Teatro Massimo, Palermo
The Teatro Massimo can be translated from Italian as “the grandest” and carries king Victor Emmanuel’s II name. It is considered to be the largest theater in Europe.
History of the Teatro Massimo
In 1864 a competition for the best design of the new opera house was announced by Palermo mayor Antonio Starrabba di Rudini. The main goal was to create an elegant building that would serve as a decoration for the local architecture and improve Palermo’s image among other Italian cities. Giovan Battista Filippo Basile was the one who won in 1868 – he was a well-known artist who originated from Sicily.
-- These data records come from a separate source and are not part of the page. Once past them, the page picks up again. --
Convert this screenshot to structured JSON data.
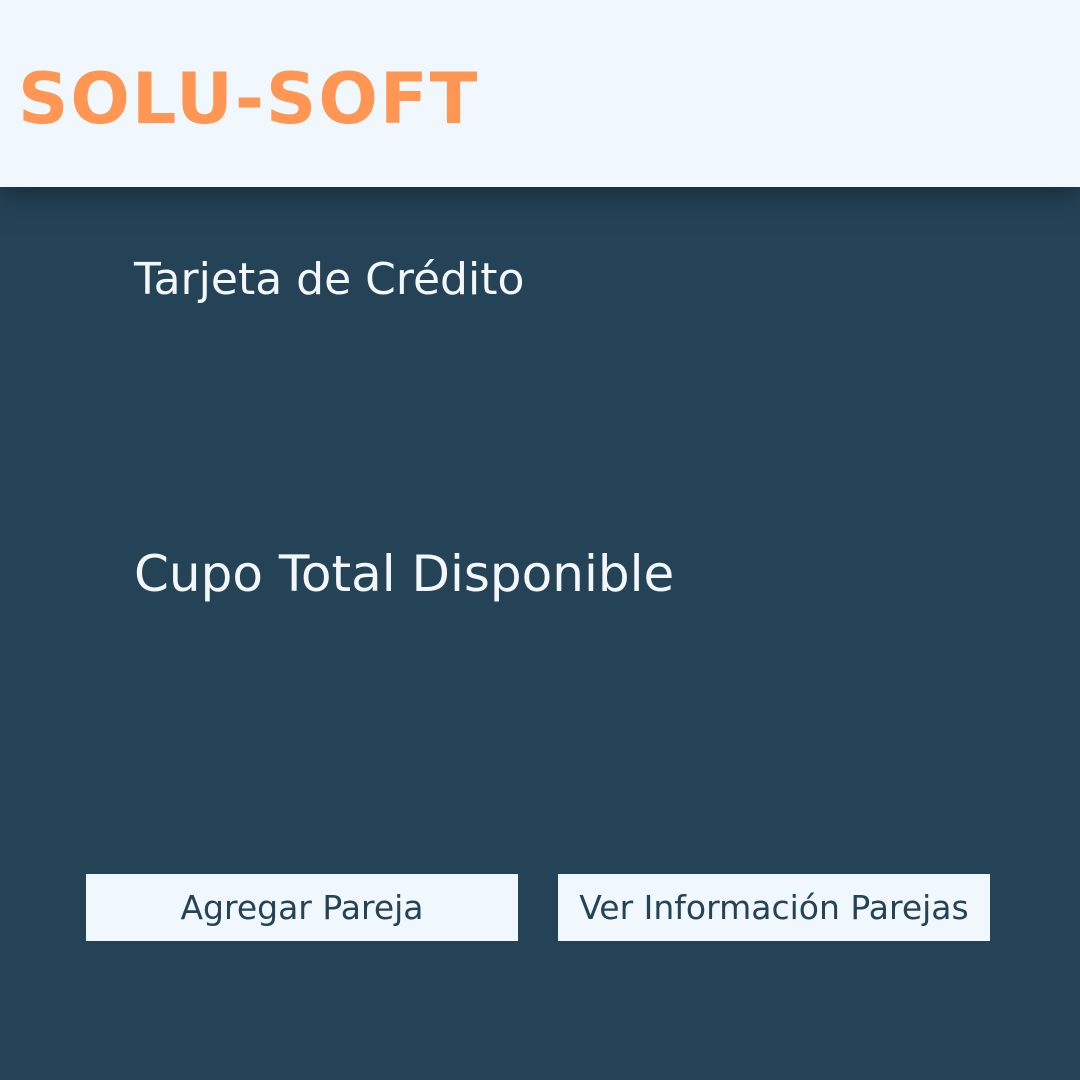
{
  "header": {
    "brand": "SOLU-SOFT"
  },
  "main": {
    "card_label": "Tarjeta de Crédito",
    "available_credit_label": "Cupo Total Disponible"
  },
  "actions": {
    "add_partner_label": "Agregar Pareja",
    "view_partners_label": "Ver Información Parejas"
  },
  "colors": {
    "header_background": "#f0f7fd",
    "brand": "#ff9653",
    "page_background": "#254357",
    "text_light": "#f3f7fa",
    "button_background": "#f0f7fd",
    "button_text": "#254357"
  }
}
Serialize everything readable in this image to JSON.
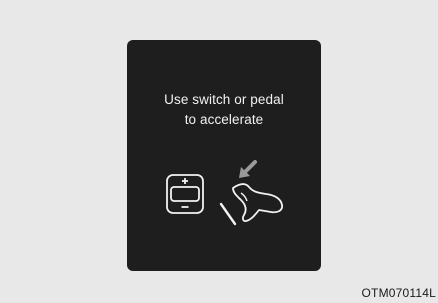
{
  "display": {
    "message_line1": "Use switch or pedal",
    "message_line2": "to accelerate",
    "icons": [
      "switch-plus-minus-icon",
      "accelerator-pedal-foot-icon"
    ],
    "colors": {
      "page_background": "#e8e8e8",
      "screen_background": "#1e1e1e",
      "text_and_icons": "#f2f2f2"
    }
  },
  "figure_code": "OTM070114L"
}
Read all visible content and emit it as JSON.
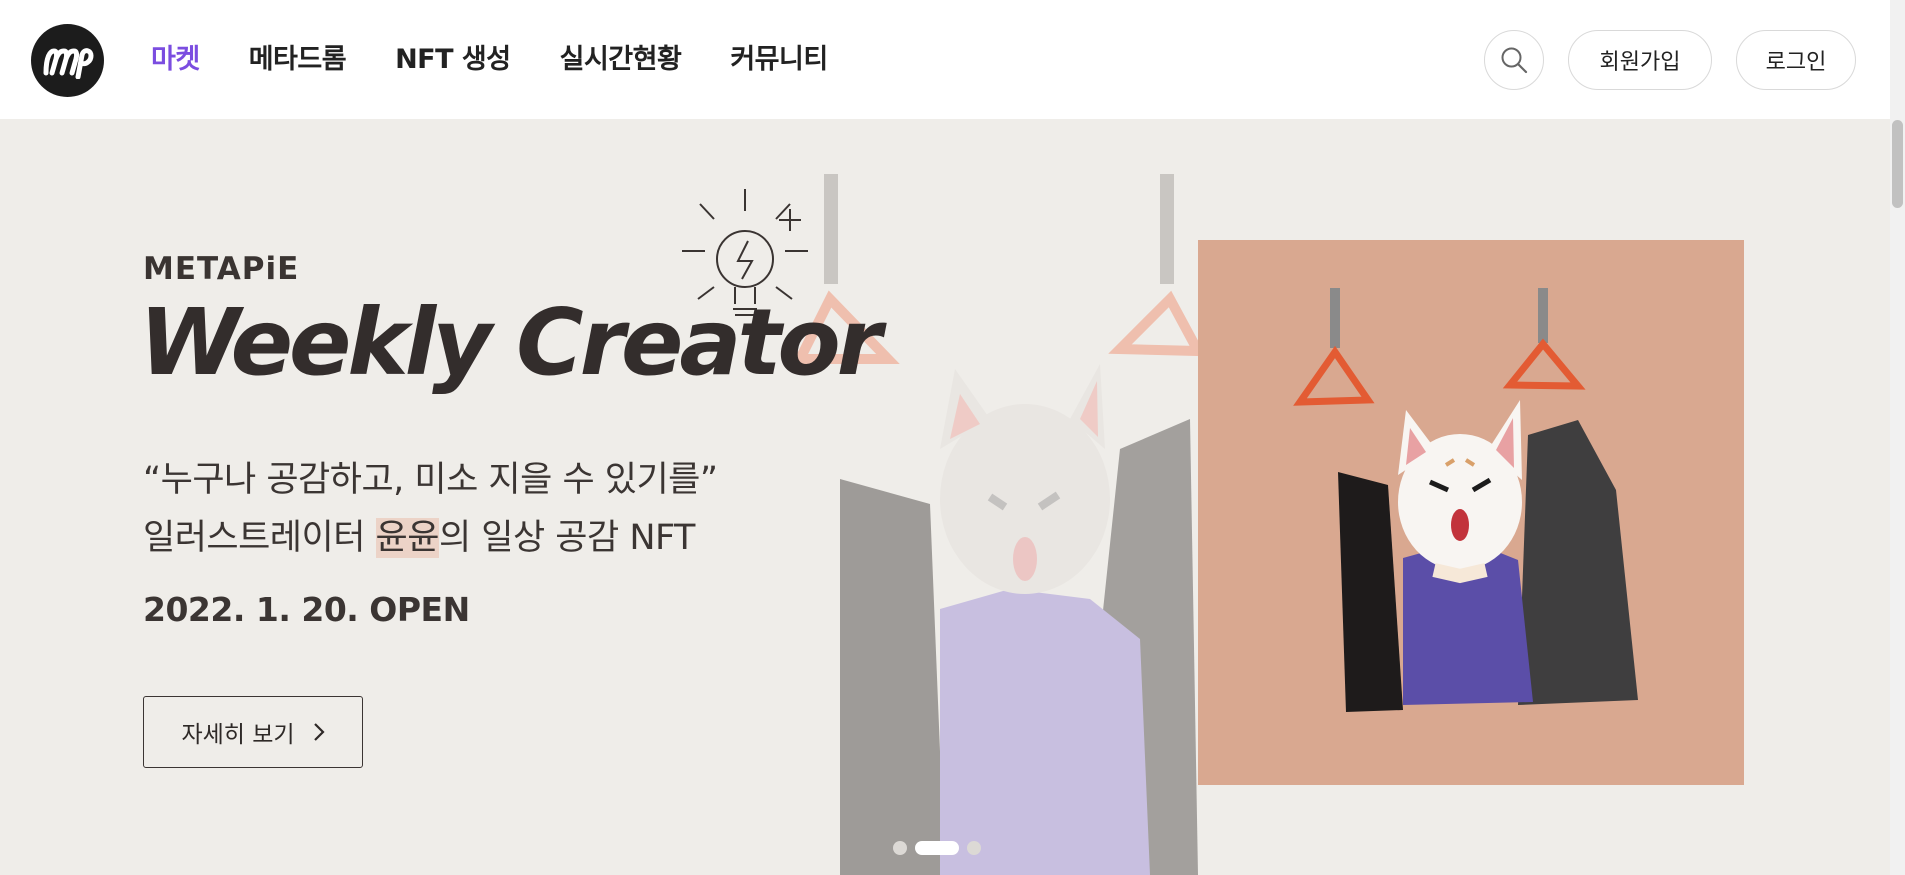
{
  "header": {
    "logo_alt": "mp",
    "nav": [
      {
        "label": "마켓",
        "active": true
      },
      {
        "label": "메타드롬",
        "active": false
      },
      {
        "label": "NFT 생성",
        "active": false
      },
      {
        "label": "실시간현황",
        "active": false
      },
      {
        "label": "커뮤니티",
        "active": false
      }
    ],
    "signup_label": "회원가입",
    "login_label": "로그인"
  },
  "hero": {
    "brand": "METAPiE",
    "headline": "Weekly Creator",
    "quote": "“누구나 공감하고, 미소 지을 수 있기를”",
    "line2_prefix": "일러스트레이터 ",
    "line2_highlight": "윤윤",
    "line2_suffix": "의 일상 공감 NFT",
    "date": "2022. 1. 20. OPEN",
    "detail_button": "자세히 보기",
    "slides": 3,
    "active_slide": 2
  },
  "colors": {
    "accent": "#7b4de0",
    "hero_bg": "#efede9",
    "card_bg": "#d9a890"
  }
}
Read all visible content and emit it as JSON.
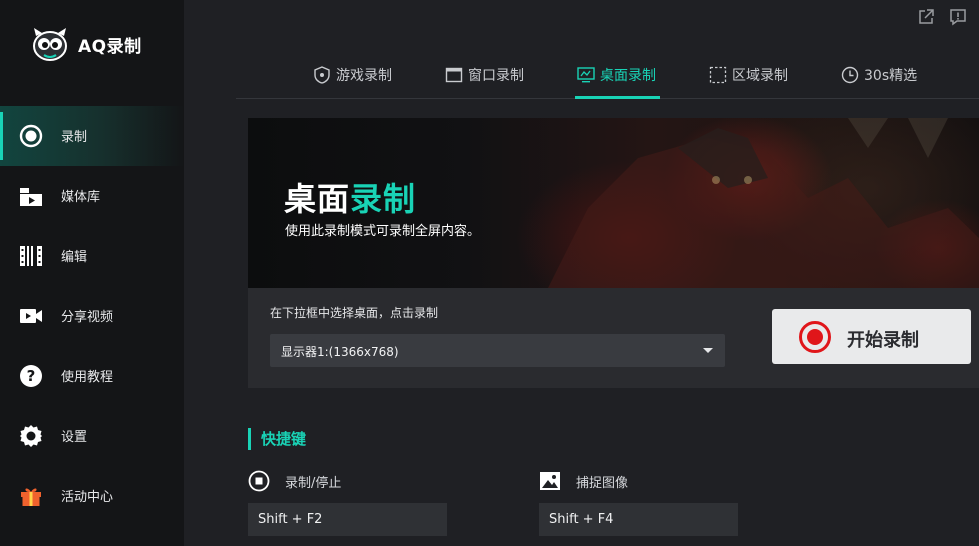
{
  "app": {
    "logo_text": "AQ录制"
  },
  "colors": {
    "accent": "#19d3b6",
    "sidebar_bg": "#141517",
    "main_bg": "#1f2024",
    "record_red": "#e0161a"
  },
  "sidebar": {
    "items": [
      {
        "label": "录制",
        "icon": "record-icon",
        "active": true
      },
      {
        "label": "媒体库",
        "icon": "media-library-icon"
      },
      {
        "label": "编辑",
        "icon": "film-edit-icon"
      },
      {
        "label": "分享视频",
        "icon": "video-camera-icon"
      },
      {
        "label": "使用教程",
        "icon": "help-icon"
      },
      {
        "label": "设置",
        "icon": "gear-icon"
      },
      {
        "label": "活动中心",
        "icon": "gift-icon"
      }
    ]
  },
  "window_controls": {
    "open_external_icon": "external-link-icon",
    "feedback_icon": "feedback-icon"
  },
  "tabs": [
    {
      "label": "游戏录制",
      "icon": "gamepad-shield-icon"
    },
    {
      "label": "窗口录制",
      "icon": "window-icon"
    },
    {
      "label": "桌面录制",
      "icon": "monitor-icon",
      "active": true
    },
    {
      "label": "区域录制",
      "icon": "region-select-icon"
    },
    {
      "label": "30s精选",
      "icon": "clock-icon"
    }
  ],
  "banner": {
    "title_main": "桌面",
    "title_accent": "录制",
    "subtitle": "使用此录制模式可录制全屏内容。"
  },
  "desktop_panel": {
    "hint": "在下拉框中选择桌面，点击录制",
    "selected_display": "显示器1:(1366x768)",
    "start_button": "开始录制"
  },
  "hotkeys": {
    "section_title": "快捷键",
    "items": [
      {
        "label": "录制/停止",
        "icon": "stop-circle-icon",
        "value": "Shift + F2"
      },
      {
        "label": "捕捉图像",
        "icon": "image-capture-icon",
        "value": "Shift + F4"
      }
    ]
  }
}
He started working on realizing the cherished dream.
The area where a convent and San Giuliano church used to be at the time was chosen as a place for construction. All the religious buildings were destroyed despite Franciscan nun protesting against it. The legend has it that the last prioress still wanders through the theater halls and those who do not believe in her existence always find themselves stumbling at the same stair step at the entrance. Later people started to refer to this very step as “Nun’s step”.
The first stone was laid on January 12, 1875. The construction was, however, accompanied by scandals, lack of financial support and a lengthy break from 1882 till 1890. When the architect passed away in 1891 his work was continued by his son Ernesto. The new theater welcomed the public only after 22 years since the beginning of the construction. The theater celebrated its opening on May 16, 1897, by holding a performance of Verdi's “Falstaff.”
Design and interior decoration
The theater exterior was designed in the late Renaissance style. There is also a 5-level audience hall and upper balconies that can accommodate up to 1.4 thousand people. During all these years the theater had maestros such as Enrico Caruso, Renata Tebaldi, Giacomo Puccini, performing on its stage.
The style of the Massimo opera house is a combination of stern Neoclassical patterns and elements shared with ancient Greek temples. The main staircase is decorated with bronze lions carrying statues of women on their backs – allegoric “Tragedy” and “Opera.” And then there is also a dome-shaped as a semicircle on the top of the building. The theater takes up 450 square meters and looks like a horseshoe.
How to get
The opera house is situated in the historical center of Palermo, on Piazza Giuseppe Verdi. You can reach this place by any public transport that passes through the city center or simply by car.
Opening hours: guided tours are held here from 09:30 till 18:00. They are available in English, Italian, French, Spanish, and German.
Admission: the ticket for the tour costs 8 euros for adults, 5 euros for people under 25, 6 euros for groups that consist of at least 20 persons. Children under 6 are free of charge.